Source records:
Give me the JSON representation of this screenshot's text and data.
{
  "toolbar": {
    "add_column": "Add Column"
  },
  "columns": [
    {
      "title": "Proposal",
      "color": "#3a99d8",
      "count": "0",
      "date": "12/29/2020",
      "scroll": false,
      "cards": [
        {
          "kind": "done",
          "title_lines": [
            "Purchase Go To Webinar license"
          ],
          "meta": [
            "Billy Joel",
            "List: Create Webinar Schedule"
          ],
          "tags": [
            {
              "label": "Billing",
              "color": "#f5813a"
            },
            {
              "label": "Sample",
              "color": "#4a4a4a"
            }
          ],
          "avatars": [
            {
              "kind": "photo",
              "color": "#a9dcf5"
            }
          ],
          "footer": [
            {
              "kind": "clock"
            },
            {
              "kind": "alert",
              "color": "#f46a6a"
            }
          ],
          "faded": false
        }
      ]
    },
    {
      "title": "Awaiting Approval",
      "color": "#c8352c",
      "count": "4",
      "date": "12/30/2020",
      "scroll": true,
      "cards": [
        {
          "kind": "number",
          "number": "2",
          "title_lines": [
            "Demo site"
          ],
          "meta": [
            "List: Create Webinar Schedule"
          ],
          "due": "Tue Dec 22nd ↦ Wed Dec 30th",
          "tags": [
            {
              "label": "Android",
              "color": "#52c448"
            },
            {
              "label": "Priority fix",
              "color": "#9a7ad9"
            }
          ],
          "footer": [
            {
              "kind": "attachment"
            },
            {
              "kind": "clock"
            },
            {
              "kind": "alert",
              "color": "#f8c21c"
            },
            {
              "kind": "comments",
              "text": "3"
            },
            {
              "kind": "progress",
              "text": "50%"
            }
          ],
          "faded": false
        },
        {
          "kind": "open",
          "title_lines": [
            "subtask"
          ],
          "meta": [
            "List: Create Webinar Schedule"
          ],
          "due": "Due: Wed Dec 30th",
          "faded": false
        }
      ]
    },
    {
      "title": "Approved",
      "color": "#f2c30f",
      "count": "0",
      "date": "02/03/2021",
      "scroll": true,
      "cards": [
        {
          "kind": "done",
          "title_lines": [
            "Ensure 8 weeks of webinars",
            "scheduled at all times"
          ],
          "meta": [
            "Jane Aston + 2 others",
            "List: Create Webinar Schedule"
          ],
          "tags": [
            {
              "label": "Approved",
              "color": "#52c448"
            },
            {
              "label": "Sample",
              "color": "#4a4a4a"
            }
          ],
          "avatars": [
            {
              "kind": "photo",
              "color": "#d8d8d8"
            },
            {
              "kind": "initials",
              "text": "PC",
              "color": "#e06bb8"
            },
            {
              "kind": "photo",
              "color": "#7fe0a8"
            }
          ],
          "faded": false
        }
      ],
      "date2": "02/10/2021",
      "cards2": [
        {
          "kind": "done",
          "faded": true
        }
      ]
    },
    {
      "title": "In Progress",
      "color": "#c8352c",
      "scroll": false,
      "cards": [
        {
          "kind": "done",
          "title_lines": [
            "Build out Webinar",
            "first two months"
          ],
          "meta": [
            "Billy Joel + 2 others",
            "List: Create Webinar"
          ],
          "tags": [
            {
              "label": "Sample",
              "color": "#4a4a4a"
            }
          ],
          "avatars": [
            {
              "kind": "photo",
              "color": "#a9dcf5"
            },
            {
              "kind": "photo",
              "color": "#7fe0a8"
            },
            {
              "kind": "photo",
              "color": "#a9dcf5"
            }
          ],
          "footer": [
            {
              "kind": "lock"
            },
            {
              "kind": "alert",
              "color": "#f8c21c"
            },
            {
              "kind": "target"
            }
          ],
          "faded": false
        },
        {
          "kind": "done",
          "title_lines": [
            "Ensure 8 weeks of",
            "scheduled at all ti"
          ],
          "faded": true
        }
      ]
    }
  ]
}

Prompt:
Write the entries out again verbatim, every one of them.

Solution to this exercise:
Give me the JSON representation of this screenshot's text and data.
{
  "toolbar": {
    "add_column": "Add Column"
  },
  "columns": [
    {
      "title": "Proposal",
      "color": "#3a99d8",
      "count": "0",
      "date": "12/29/2020",
      "scroll": false,
      "cards": [
        {
          "kind": "done",
          "title_lines": [
            "Purchase Go To Webinar license"
          ],
          "meta": [
            "Billy Joel",
            "List: Create Webinar Schedule"
          ],
          "tags": [
            {
              "label": "Billing",
              "color": "#f5813a"
            },
            {
              "label": "Sample",
              "color": "#4a4a4a"
            }
          ],
          "avatars": [
            {
              "kind": "photo",
              "color": "#a9dcf5"
            }
          ],
          "footer": [
            {
              "kind": "clock"
            },
            {
              "kind": "alert",
              "color": "#f46a6a"
            }
          ],
          "faded": false
        }
      ]
    },
    {
      "title": "Awaiting Approval",
      "color": "#c8352c",
      "count": "4",
      "date": "12/30/2020",
      "scroll": true,
      "cards": [
        {
          "kind": "number",
          "number": "2",
          "title_lines": [
            "Demo site"
          ],
          "meta": [
            "List: Create Webinar Schedule"
          ],
          "due": "Tue Dec 22nd ↦ Wed Dec 30th",
          "tags": [
            {
              "label": "Android",
              "color": "#52c448"
            },
            {
              "label": "Priority fix",
              "color": "#9a7ad9"
            }
          ],
          "footer": [
            {
              "kind": "attachment"
            },
            {
              "kind": "clock"
            },
            {
              "kind": "alert",
              "color": "#f8c21c"
            },
            {
              "kind": "comments",
              "text": "3"
            },
            {
              "kind": "progress",
              "text": "50%"
            }
          ],
          "faded": false
        },
        {
          "kind": "open",
          "title_lines": [
            "subtask"
          ],
          "meta": [
            "List: Create Webinar Schedule"
          ],
          "due": "Due: Wed Dec 30th",
          "faded": false
        }
      ]
    },
    {
      "title": "Approved",
      "color": "#f2c30f",
      "count": "0",
      "date": "02/03/2021",
      "scroll": true,
      "cards": [
        {
          "kind": "done",
          "title_lines": [
            "Ensure 8 weeks of webinars",
            "scheduled at all times"
          ],
          "meta": [
            "Jane Aston + 2 others",
            "List: Create Webinar Schedule"
          ],
          "tags": [
            {
              "label": "Approved",
              "color": "#52c448"
            },
            {
              "label": "Sample",
              "color": "#4a4a4a"
            }
          ],
          "avatars": [
            {
              "kind": "photo",
              "color": "#d8d8d8"
            },
            {
              "kind": "initials",
              "text": "PC",
              "color": "#e06bb8"
            },
            {
              "kind": "photo",
              "color": "#7fe0a8"
            }
          ],
          "faded": false
        }
      ],
      "date2": "02/10/2021",
      "cards2": [
        {
          "kind": "done",
          "faded": true
        }
      ]
    },
    {
      "title": "In Progress",
      "color": "#c8352c",
      "scroll": false,
      "cards": [
        {
          "kind": "done",
          "title_lines": [
            "Build out Webinar",
            "first two months"
          ],
          "meta": [
            "Billy Joel + 2 others",
            "List: Create Webinar"
          ],
          "tags": [
            {
              "label": "Sample",
              "color": "#4a4a4a"
            }
          ],
          "avatars": [
            {
              "kind": "photo",
              "color": "#a9dcf5"
            },
            {
              "kind": "photo",
              "color": "#7fe0a8"
            },
            {
              "kind": "photo",
              "color": "#a9dcf5"
            }
          ],
          "footer": [
            {
              "kind": "lock"
            },
            {
              "kind": "alert",
              "color": "#f8c21c"
            },
            {
              "kind": "target"
            }
          ],
          "faded": false
        },
        {
          "kind": "done",
          "title_lines": [
            "Ensure 8 weeks of",
            "scheduled at all ti"
          ],
          "faded": true
        }
      ]
    }
  ]
}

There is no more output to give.